The CSP moved its activities online, with activities strengthening country capacity and leadership in utilizing GEF resources. With 90 events held in GEF-7, the Country Support Program is extending its global reach in the COVID-19 context. In addition to continuing to deliver on-demand National Dialogue and Constituency meetings, the CSP has introduced a new Stakeholders Empowerment webinar Series to promote South-South exchanges. The online GEF calendar provides information on CSP events.

* This represents seven constituency meetings held for the Latin America and Caribbean region which took place in Washington DC.

Results of the Survey of GEF-7 Participants

The survey polled 1,300 participants who joined events during GEF-7 on how well they think the CSP provides them with the needed knowledge and helps countries make better use of GEF resources.

14. Upstream Country Consultations

At the request of countries, upstream consultation missions were prepared to provide opportunities for government agencies and GEF Operational Focal Point teams to engage with technical staff from the Secretariat prior to making important decisions on GEF-7 programming using the GEF Trust Fund and the LDCF/SCCF Adaptation Funds. The objective of these consultations, which have taken place through virtual engagement since the onset of the pandemic, was to provide strategic guidance on the GEF-7 programming elements for recipient countries and GEF agencies to gain an in-depth understanding of the Impact Programs and Focal Area strategies of GEF-7, and to understand the need to focus on impact as a major criteria for GEF-7 programming and use of resources.

Albania / Angola / Armenia / Bhutan / Bolivia / Botswana / Brazil / Cabo Verde / Cameroon / Central African Republic / China / Colombia / Congo / Congo DR / Cook Islands / Côte d’Ivoire / Ecuador / Equatorial Guinea / Ethiopia / Fiji / Gabon / Ghana / Guyana / India / Indonesia / Kiribati / Lao PDR / Liberia / Madagascar / Malaysia / Mali / Marshall Islands / Mexico / Micronesia / Mongolia / Morocco / Myanmar / Nauru / Niue / Pakistan / Palau / Papua New Guinea / Paraguay / Peru / Philippines / Rwanda / Samoa / Senegal / Sierra Leone / Solomon Islands / Suriname / Thailand / Tuvalu / Uzbekistan / Vietnam

15. Knowledge and Learning

The GEF promotes online learning to strengthen the quality and impact of its investments. It has further increased its reach by making classes available in different languages. Over 12,000 participants received a certificate upon completion of any of the six modules of the Gender and the Environment course. Both the Gender and the Introduction to the GEF e-courses are now also available in Spanish and French.

In addition, Good Practice Briefs have been produced with agencies. They help embed knowledge management thinking in project design. Results of a recent GEF Partnership survey attest high appreciation for this knowledge tool.
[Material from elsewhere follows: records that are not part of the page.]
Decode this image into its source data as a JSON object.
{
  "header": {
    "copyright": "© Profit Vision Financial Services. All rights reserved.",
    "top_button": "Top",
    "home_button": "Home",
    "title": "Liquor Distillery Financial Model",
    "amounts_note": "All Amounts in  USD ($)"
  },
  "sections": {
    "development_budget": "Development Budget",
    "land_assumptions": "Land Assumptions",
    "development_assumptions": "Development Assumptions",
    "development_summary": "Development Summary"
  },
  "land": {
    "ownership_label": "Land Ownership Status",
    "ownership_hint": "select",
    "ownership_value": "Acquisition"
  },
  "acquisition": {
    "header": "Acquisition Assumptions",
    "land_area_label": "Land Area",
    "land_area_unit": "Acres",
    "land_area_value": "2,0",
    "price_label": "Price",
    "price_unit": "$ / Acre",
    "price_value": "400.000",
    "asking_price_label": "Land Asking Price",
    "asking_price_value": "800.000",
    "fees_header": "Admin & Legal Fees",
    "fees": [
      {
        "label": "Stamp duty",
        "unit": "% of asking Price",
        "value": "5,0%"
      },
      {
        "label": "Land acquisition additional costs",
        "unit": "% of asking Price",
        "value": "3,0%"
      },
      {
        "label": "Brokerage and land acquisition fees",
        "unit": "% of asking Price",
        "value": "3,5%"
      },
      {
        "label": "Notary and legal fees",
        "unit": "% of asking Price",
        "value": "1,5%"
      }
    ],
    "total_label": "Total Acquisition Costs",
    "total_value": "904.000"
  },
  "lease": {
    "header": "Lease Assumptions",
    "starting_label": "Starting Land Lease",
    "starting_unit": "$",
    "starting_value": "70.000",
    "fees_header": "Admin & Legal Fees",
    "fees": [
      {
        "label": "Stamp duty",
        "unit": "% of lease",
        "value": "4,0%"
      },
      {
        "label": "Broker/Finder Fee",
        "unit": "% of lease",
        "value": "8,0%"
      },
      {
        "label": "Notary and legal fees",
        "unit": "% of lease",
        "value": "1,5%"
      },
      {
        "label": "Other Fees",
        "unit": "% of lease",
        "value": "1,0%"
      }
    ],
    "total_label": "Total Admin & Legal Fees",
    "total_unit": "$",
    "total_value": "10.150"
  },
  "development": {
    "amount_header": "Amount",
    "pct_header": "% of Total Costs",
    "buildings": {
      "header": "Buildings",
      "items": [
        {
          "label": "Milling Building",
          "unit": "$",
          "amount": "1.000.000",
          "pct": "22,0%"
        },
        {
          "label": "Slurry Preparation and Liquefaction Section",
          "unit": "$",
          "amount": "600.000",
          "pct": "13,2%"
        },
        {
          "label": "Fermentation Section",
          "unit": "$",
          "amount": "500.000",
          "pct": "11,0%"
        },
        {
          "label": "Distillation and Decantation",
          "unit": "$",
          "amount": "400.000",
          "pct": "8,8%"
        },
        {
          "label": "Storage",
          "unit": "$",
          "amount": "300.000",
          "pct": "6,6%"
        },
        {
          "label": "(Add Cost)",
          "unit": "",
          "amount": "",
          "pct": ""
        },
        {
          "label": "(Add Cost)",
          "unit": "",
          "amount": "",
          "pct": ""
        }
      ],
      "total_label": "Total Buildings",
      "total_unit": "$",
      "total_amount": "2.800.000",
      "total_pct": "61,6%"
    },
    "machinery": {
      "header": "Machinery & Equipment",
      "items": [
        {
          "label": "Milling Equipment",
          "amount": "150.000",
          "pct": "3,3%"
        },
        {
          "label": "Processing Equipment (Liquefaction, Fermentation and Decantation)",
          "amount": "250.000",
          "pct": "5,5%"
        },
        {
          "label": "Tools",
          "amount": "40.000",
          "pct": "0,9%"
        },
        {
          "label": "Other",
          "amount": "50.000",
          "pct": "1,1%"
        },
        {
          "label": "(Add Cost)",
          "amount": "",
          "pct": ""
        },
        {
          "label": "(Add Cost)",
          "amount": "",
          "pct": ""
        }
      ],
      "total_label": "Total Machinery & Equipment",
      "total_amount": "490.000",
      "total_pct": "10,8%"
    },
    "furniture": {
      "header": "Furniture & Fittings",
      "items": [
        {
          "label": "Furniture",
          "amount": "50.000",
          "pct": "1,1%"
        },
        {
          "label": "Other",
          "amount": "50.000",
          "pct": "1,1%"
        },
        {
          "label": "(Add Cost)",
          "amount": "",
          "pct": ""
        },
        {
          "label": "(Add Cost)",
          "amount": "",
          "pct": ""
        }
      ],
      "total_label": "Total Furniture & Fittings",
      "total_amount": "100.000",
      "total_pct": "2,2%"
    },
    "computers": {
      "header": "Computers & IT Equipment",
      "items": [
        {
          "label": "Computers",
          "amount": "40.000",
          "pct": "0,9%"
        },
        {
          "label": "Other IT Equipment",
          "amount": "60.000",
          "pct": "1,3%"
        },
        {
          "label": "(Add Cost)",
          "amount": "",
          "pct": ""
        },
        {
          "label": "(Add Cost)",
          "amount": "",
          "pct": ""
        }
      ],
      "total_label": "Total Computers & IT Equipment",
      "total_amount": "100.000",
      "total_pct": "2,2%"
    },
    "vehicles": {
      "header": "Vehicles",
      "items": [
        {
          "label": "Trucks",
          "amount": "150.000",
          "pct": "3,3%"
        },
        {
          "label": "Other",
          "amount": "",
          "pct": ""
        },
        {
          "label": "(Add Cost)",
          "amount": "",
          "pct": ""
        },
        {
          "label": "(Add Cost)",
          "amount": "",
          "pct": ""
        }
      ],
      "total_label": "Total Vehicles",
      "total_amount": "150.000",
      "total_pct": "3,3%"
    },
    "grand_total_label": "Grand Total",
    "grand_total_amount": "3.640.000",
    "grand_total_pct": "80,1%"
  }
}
The Global Environment Facility (GEF) was established on the eve of the 1992 Rio Earth Summit to help tackle our planet’s most pressing environmental problems. Since then, the GEF has provided more than $21.1 billion in grants and mobilized an additional $114 billion in co-financing for more than 5,000 projects in 170 countries. Through its Small Grants Programme, the GEF has provided support to more than 25,000 civil society and community initiatives in 133 countries.